    Well, given that for the first time in the history of the series you now have complete and total freedom over how and why you develop your character without class or restriction, and that they have provided over 120 hours (my count thus far and not even close to completion) of Original content it seems pretty apparent that Skyrim has evolved the genre. Granted that not all of the systems are pitch perfect. Granted that combat is still a little floaty, and granted that some of it feels familiar… but familiarity when it comes to TES is a great thing. I’ve had nothing but great feelings when it comes to the nostalgia and familiarity of a game whose predecessors were amazing and visionary. What’s important is that while there is some of that familiarity, the game remains radically different. As for comparing Morrowind to Skyrim… let’s be honest here. I don’t know about you, but I played Morrowind 4 days ago. It’s one of my favorite games of all time. But you cannot compare the two. Skyrim is bleeding edge. Morrowind was fantastic for its time, and as a game still is, but the only thing that is BETTER about Morrowind was the old school menu system that economized on space and item management. Really go back to Morrowind and jump in feet first. Play until you get tired of it. I did, and of course it took a few hours but ultimately with both games truly fresh in my mind I feel that Skyrim has finally made up for Oblivion’s faults, and exceeded the grandeur of Morrowind…

    Now let’s hope that TES5’s first DLC is either Morrowind, or The Summerset Isles… because I REALLY want to murder some Thalmor.

    • @10f1e19765f28d83b331f41cfc9b5f55:disqus Good point about familiarity being a plus. For those of us that have played TES throughout the years it’s like seeing an old friend again; the rapport is immediate, and you can burn hours swapping stories over a brew or two. I still think though the impact of Morrowind and Oblivion, at the time of their releases, was far greater in terms of transforming the genre. Regardless, I’m enjoying the heck out of Skyrim.

  • Anonymous

    I had the same feelings you do for about my first ten hours of play. Then, at some point the improvements went from feeling mildly evolutionary to feeling just shy of revolutionary. The simplicity and elegance of the menu system (you’ll catch on soon) and the new approach to character leveling create such a seemless experience that I can hardly imagine going back.

    There are still many things that need improving, sure (You can only afford five voice actors for your game, fine. Could you at least ask them to try doing different voices?) but it is still quite a leap forward in my eyes.

    • @bradsboards:disqus Thanks.
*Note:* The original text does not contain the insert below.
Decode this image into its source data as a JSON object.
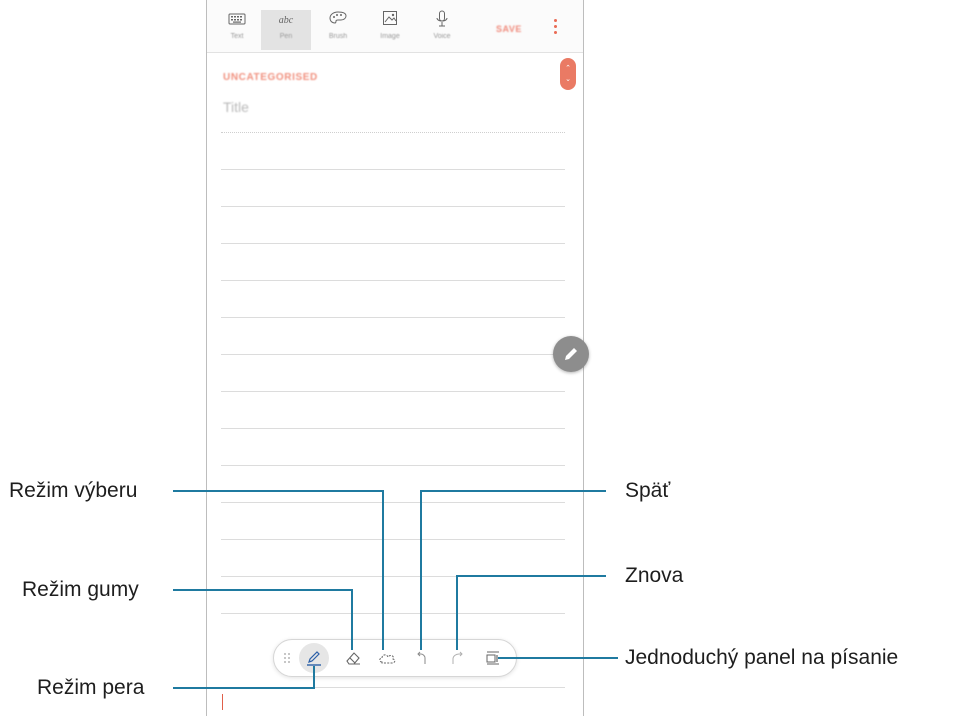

I’ll be patient with Skyrim. I’m in no rush, and I enjoy the artistry and depth of gameplay. Maybe it’s like a fine Napa Cab… it just needs to breathe a little, before really opening up.